If a picture appears in the records below, drop it, and reproduce everything else exactly.

▶ _Listed records_
◇ ◇ ◇

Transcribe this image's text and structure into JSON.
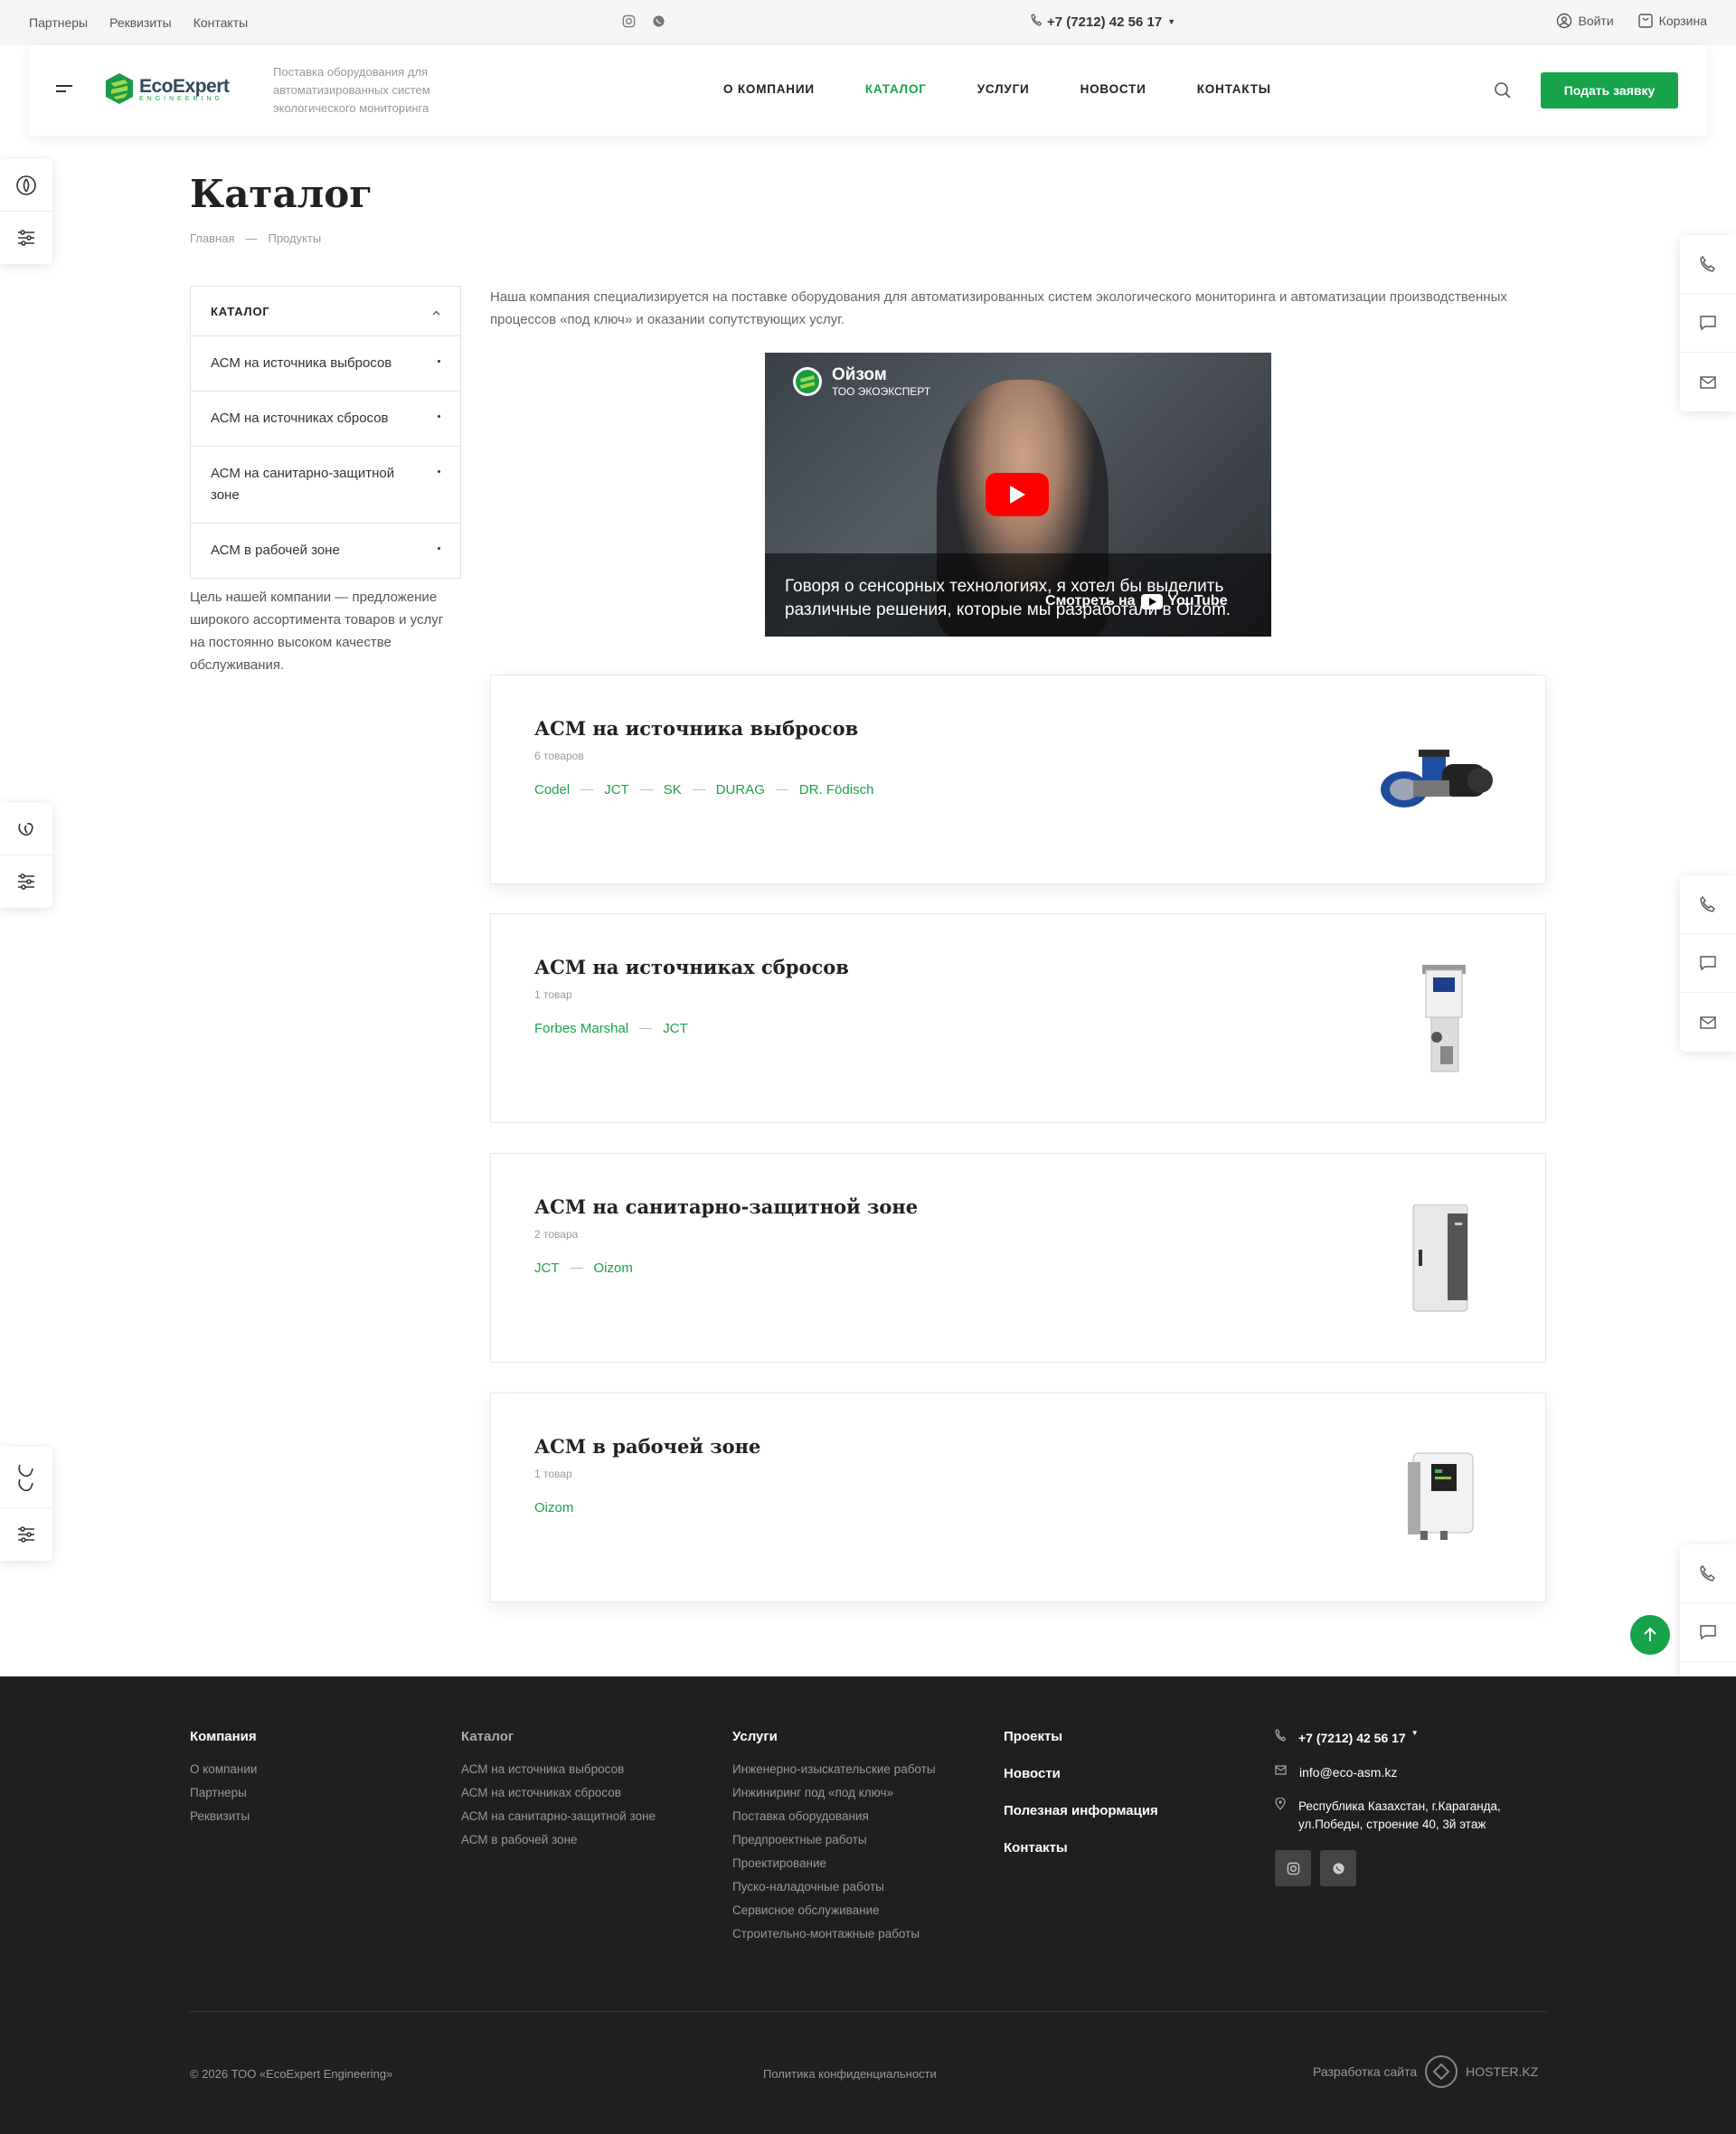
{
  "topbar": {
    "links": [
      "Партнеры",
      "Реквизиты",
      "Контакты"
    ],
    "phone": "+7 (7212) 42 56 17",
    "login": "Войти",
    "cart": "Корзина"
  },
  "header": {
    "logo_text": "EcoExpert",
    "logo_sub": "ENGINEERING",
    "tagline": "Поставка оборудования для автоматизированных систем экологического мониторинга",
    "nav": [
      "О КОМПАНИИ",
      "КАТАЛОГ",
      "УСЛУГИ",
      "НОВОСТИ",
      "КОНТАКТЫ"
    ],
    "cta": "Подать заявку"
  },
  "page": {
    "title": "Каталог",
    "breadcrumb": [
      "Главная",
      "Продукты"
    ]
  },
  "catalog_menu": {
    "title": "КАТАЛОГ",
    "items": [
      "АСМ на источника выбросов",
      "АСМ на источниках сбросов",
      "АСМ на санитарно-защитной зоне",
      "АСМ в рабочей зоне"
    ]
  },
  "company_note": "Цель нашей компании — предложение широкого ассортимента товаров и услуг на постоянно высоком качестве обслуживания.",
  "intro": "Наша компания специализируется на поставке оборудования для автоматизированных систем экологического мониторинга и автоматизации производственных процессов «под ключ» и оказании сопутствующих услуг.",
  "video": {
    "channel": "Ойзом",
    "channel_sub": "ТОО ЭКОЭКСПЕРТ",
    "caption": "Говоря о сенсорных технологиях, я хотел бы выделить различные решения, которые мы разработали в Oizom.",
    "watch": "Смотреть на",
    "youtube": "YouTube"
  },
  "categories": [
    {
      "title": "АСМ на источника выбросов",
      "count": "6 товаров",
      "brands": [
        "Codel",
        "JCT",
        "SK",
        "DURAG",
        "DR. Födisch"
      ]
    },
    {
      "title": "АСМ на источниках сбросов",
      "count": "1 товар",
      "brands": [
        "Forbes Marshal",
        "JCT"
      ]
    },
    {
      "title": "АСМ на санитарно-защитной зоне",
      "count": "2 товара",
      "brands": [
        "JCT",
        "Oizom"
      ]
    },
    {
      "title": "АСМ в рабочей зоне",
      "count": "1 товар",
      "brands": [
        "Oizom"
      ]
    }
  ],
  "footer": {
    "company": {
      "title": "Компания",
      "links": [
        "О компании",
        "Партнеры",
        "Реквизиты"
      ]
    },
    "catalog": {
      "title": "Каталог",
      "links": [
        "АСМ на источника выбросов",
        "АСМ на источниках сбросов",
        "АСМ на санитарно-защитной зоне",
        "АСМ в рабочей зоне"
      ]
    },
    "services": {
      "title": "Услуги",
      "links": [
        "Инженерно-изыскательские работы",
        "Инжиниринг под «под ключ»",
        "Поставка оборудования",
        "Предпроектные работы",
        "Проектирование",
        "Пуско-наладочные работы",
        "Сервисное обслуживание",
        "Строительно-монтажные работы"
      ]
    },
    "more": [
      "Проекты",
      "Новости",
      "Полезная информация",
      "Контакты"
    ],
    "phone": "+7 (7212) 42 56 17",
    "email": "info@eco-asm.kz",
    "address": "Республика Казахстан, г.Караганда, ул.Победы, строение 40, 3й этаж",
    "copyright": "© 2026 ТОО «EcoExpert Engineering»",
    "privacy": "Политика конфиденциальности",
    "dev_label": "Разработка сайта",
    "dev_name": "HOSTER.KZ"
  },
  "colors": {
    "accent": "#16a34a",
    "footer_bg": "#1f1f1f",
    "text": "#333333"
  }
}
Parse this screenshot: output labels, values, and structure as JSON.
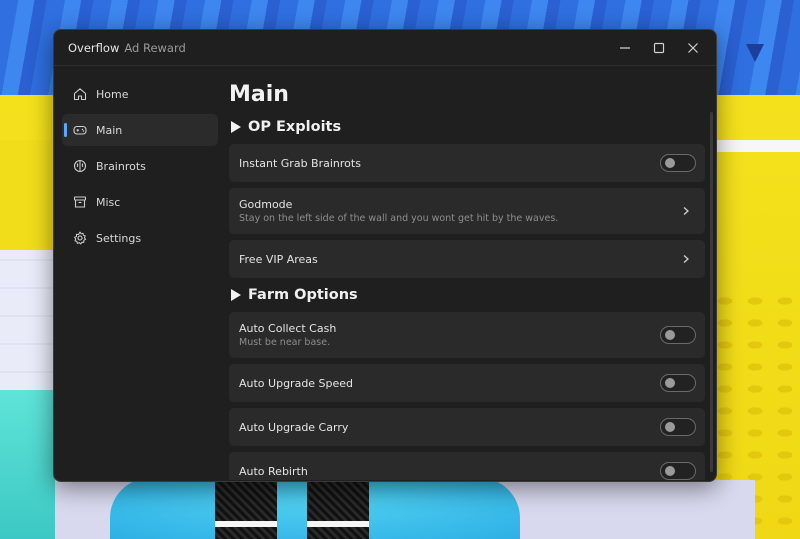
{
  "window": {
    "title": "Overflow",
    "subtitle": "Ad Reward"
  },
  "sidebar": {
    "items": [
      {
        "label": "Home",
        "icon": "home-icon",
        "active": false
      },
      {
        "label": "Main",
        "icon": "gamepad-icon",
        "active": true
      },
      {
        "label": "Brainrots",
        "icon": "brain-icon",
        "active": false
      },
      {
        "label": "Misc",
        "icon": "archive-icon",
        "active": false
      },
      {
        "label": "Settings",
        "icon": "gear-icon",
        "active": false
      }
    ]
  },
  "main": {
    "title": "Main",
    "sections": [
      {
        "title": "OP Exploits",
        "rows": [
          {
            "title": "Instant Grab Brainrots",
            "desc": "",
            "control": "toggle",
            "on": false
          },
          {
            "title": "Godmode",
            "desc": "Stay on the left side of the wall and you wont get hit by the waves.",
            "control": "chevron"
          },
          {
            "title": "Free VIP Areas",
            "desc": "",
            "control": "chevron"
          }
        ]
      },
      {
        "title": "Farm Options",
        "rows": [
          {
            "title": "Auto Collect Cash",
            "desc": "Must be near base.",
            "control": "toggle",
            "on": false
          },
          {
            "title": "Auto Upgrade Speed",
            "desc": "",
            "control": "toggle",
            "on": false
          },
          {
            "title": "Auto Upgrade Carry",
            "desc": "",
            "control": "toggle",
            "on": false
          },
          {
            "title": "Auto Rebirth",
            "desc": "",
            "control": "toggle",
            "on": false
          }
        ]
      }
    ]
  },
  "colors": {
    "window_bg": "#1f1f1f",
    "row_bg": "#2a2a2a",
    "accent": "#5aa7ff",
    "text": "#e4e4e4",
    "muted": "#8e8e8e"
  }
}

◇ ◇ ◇

▶ _Solution to this problem_
Transcribe this image's text and structure into JSON.
{
  "topbar": {
    "links": [
      "Партнеры",
      "Реквизиты",
      "Контакты"
    ],
    "phone": "+7 (7212) 42 56 17",
    "login": "Войти",
    "cart": "Корзина"
  },
  "header": {
    "logo_text": "EcoExpert",
    "logo_sub": "ENGINEERING",
    "tagline": "Поставка оборудования для автоматизированных систем экологического мониторинга",
    "nav": [
      "О КОМПАНИИ",
      "КАТАЛОГ",
      "УСЛУГИ",
      "НОВОСТИ",
      "КОНТАКТЫ"
    ],
    "cta": "Подать заявку"
  },
  "page": {
    "title": "Каталог",
    "breadcrumb": [
      "Главная",
      "Продукты"
    ]
  },
  "catalog_menu": {
    "title": "КАТАЛОГ",
    "items": [
      "АСМ на источника выбросов",
      "АСМ на источниках сбросов",
      "АСМ на санитарно-защитной зоне",
      "АСМ в рабочей зоне"
    ]
  },
  "company_note": "Цель нашей компании — предложение широкого ассортимента товаров и услуг на постоянно высоком качестве обслуживания.",
  "intro": "Наша компания специализируется на поставке оборудования для автоматизированных систем экологического мониторинга и автоматизации производственных процессов «под ключ» и оказании сопутствующих услуг.",
  "video": {
    "channel": "Ойзом",
    "channel_sub": "ТОО ЭКОЭКСПЕРТ",
    "caption": "Говоря о сенсорных технологиях, я хотел бы выделить различные решения, которые мы разработали в Oizom.",
    "watch": "Смотреть на",
    "youtube": "YouTube"
  },
  "categories": [
    {
      "title": "АСМ на источника выбросов",
      "count": "6 товаров",
      "brands": [
        "Codel",
        "JCT",
        "SK",
        "DURAG",
        "DR. Födisch"
      ]
    },
    {
      "title": "АСМ на источниках сбросов",
      "count": "1 товар",
      "brands": [
        "Forbes Marshal",
        "JCT"
      ]
    },
    {
      "title": "АСМ на санитарно-защитной зоне",
      "count": "2 товара",
      "brands": [
        "JCT",
        "Oizom"
      ]
    },
    {
      "title": "АСМ в рабочей зоне",
      "count": "1 товар",
      "brands": [
        "Oizom"
      ]
    }
  ],
  "footer": {
    "company": {
      "title": "Компания",
      "links": [
        "О компании",
        "Партнеры",
        "Реквизиты"
      ]
    },
    "catalog": {
      "title": "Каталог",
      "links": [
        "АСМ на источника выбросов",
        "АСМ на источниках сбросов",
        "АСМ на санитарно-защитной зоне",
        "АСМ в рабочей зоне"
      ]
    },
    "services": {
      "title": "Услуги",
      "links": [
        "Инженерно-изыскательские работы",
        "Инжиниринг под «под ключ»",
        "Поставка оборудования",
        "Предпроектные работы",
        "Проектирование",
        "Пуско-наладочные работы",
        "Сервисное обслуживание",
        "Строительно-монтажные работы"
      ]
    },
    "more": [
      "Проекты",
      "Новости",
      "Полезная информация",
      "Контакты"
    ],
    "phone": "+7 (7212) 42 56 17",
    "email": "info@eco-asm.kz",
    "address": "Республика Казахстан, г.Караганда, ул.Победы, строение 40, 3й этаж",
    "copyright": "© 2026 ТОО «EcoExpert Engineering»",
    "privacy": "Политика конфиденциальности",
    "dev_label": "Разработка сайта",
    "dev_name": "HOSTER.KZ"
  },
  "colors": {
    "accent": "#16a34a",
    "footer_bg": "#1f1f1f",
    "text": "#333333"
  }
}
Parse this screenshot: output labels, values, and structure as JSON.
{
  "window": {
    "title": "Overflow",
    "subtitle": "Ad Reward"
  },
  "sidebar": {
    "items": [
      {
        "label": "Home",
        "icon": "home-icon",
        "active": false
      },
      {
        "label": "Main",
        "icon": "gamepad-icon",
        "active": true
      },
      {
        "label": "Brainrots",
        "icon": "brain-icon",
        "active": false
      },
      {
        "label": "Misc",
        "icon": "archive-icon",
        "active": false
      },
      {
        "label": "Settings",
        "icon": "gear-icon",
        "active": false
      }
    ]
  },
  "main": {
    "title": "Main",
    "sections": [
      {
        "title": "OP Exploits",
        "rows": [
          {
            "title": "Instant Grab Brainrots",
            "desc": "",
            "control": "toggle",
            "on": false
          },
          {
            "title": "Godmode",
            "desc": "Stay on the left side of the wall and you wont get hit by the waves.",
            "control": "chevron"
          },
          {
            "title": "Free VIP Areas",
            "desc": "",
            "control": "chevron"
          }
        ]
      },
      {
        "title": "Farm Options",
        "rows": [
          {
            "title": "Auto Collect Cash",
            "desc": "Must be near base.",
            "control": "toggle",
            "on": false
          },
          {
            "title": "Auto Upgrade Speed",
            "desc": "",
            "control": "toggle",
            "on": false
          },
          {
            "title": "Auto Upgrade Carry",
            "desc": "",
            "control": "toggle",
            "on": false
          },
          {
            "title": "Auto Rebirth",
            "desc": "",
            "control": "toggle",
            "on": false
          }
        ]
      }
    ]
  },
  "colors": {
    "window_bg": "#1f1f1f",
    "row_bg": "#2a2a2a",
    "accent": "#5aa7ff",
    "text": "#e4e4e4",
    "muted": "#8e8e8e"
  }
}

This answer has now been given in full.